[[ Excerpted records, beginning ]]

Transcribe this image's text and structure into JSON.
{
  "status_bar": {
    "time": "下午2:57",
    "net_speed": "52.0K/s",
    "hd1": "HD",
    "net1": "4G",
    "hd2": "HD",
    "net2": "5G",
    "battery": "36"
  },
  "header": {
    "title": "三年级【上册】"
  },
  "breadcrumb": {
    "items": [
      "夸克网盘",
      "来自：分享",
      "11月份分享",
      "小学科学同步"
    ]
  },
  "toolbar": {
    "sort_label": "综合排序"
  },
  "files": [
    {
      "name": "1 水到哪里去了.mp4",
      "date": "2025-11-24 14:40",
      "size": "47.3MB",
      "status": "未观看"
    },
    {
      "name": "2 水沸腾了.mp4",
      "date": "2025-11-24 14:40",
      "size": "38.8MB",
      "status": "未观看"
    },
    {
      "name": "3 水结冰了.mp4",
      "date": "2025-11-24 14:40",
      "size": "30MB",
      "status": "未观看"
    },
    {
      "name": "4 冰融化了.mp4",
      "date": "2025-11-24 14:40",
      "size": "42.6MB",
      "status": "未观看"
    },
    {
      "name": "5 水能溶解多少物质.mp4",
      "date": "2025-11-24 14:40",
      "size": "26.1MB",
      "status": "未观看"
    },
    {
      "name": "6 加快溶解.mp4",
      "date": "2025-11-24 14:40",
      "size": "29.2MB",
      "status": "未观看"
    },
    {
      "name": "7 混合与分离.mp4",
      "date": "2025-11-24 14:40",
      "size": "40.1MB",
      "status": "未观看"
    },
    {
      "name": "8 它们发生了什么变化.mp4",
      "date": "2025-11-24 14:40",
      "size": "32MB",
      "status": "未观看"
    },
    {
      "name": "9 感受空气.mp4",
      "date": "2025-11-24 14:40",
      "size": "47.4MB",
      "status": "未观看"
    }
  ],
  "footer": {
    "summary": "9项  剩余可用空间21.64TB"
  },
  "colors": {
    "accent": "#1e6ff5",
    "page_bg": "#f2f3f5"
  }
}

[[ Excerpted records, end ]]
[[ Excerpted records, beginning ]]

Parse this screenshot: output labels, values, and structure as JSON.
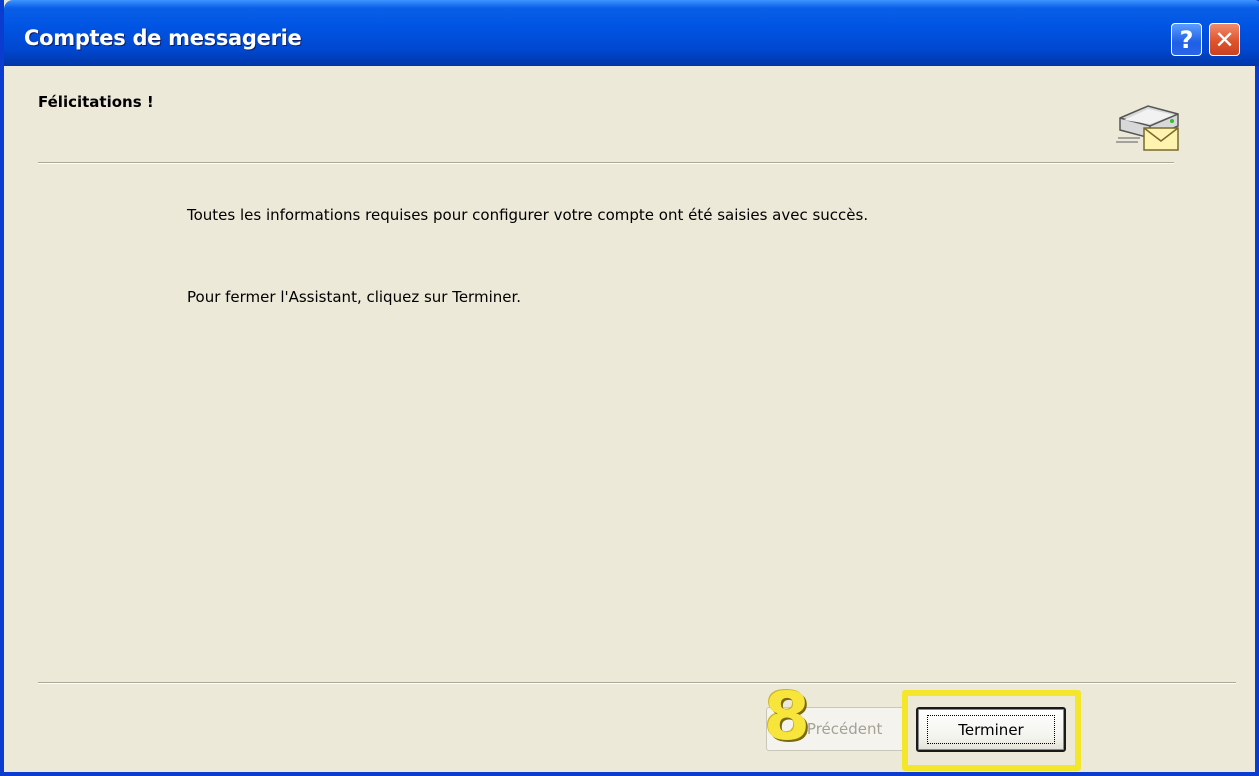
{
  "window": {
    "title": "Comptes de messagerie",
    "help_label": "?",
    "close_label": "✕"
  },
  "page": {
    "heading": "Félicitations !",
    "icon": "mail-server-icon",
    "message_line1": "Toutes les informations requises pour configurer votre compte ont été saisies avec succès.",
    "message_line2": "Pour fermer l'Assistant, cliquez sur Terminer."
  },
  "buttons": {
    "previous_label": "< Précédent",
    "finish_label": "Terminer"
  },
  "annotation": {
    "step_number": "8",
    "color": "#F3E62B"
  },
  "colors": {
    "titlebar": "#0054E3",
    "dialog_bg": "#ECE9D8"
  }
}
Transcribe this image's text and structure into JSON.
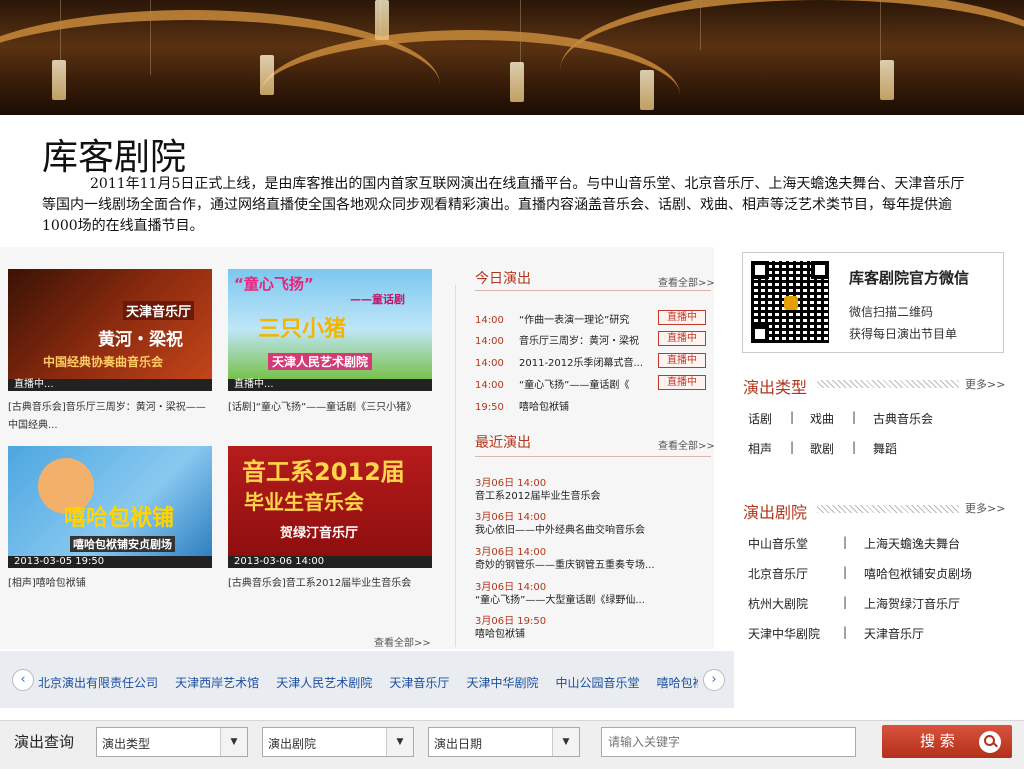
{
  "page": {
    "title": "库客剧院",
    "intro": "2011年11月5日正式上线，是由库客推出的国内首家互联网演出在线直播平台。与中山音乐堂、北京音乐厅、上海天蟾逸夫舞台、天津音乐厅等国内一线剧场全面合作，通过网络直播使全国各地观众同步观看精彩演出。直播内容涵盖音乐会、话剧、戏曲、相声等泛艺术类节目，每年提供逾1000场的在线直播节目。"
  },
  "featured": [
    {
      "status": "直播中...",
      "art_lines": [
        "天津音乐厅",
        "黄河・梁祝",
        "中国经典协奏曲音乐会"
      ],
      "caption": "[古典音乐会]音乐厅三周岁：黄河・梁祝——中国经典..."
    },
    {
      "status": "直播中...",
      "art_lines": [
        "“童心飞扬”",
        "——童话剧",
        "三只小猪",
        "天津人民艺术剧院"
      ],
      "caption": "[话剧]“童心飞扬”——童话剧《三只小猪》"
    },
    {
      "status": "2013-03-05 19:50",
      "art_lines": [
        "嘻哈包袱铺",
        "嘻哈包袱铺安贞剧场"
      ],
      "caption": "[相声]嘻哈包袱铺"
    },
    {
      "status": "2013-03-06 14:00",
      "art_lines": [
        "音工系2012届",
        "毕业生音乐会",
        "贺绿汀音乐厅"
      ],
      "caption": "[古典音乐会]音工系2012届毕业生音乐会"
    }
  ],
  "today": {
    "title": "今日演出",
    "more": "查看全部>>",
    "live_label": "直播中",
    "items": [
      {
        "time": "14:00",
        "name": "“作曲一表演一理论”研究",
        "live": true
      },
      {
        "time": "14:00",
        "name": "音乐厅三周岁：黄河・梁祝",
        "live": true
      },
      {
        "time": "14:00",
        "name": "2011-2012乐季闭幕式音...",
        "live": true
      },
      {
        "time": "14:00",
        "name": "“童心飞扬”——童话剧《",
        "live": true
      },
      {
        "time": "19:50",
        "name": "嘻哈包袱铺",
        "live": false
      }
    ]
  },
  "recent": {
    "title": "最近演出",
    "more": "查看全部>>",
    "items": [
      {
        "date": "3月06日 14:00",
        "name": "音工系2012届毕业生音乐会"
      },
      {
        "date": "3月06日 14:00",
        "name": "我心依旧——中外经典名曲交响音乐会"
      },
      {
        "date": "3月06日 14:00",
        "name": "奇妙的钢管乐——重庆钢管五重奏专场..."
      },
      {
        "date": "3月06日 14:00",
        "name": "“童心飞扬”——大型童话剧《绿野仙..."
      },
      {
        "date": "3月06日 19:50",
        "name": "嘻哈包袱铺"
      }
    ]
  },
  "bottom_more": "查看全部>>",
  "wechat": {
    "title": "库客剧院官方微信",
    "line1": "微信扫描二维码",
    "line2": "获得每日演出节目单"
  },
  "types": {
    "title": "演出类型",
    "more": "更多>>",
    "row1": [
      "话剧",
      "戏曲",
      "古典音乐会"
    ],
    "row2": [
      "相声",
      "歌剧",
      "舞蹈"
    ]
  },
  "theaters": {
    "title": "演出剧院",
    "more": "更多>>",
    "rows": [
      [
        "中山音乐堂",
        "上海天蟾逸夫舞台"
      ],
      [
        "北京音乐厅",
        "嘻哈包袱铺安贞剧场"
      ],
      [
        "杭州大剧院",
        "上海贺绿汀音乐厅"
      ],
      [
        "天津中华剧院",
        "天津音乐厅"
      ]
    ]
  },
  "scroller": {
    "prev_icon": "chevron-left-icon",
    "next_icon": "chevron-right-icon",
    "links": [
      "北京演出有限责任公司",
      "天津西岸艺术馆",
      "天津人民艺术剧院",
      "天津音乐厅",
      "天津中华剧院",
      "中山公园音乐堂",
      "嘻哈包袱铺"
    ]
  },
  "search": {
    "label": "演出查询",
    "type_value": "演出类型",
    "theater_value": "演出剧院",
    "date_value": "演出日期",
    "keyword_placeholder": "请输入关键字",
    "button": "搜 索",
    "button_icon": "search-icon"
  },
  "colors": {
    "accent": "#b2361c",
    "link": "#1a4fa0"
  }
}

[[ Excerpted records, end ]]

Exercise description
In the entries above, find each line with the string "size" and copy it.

Result below
      "size": "47.3MB",
      "size": "38.8MB",
      "size": "30MB",
      "size": "42.6MB",
      "size": "26.1MB",
      "size": "29.2MB",
      "size": "40.1MB",
      "size": "32MB",
      "size": "47.4MB",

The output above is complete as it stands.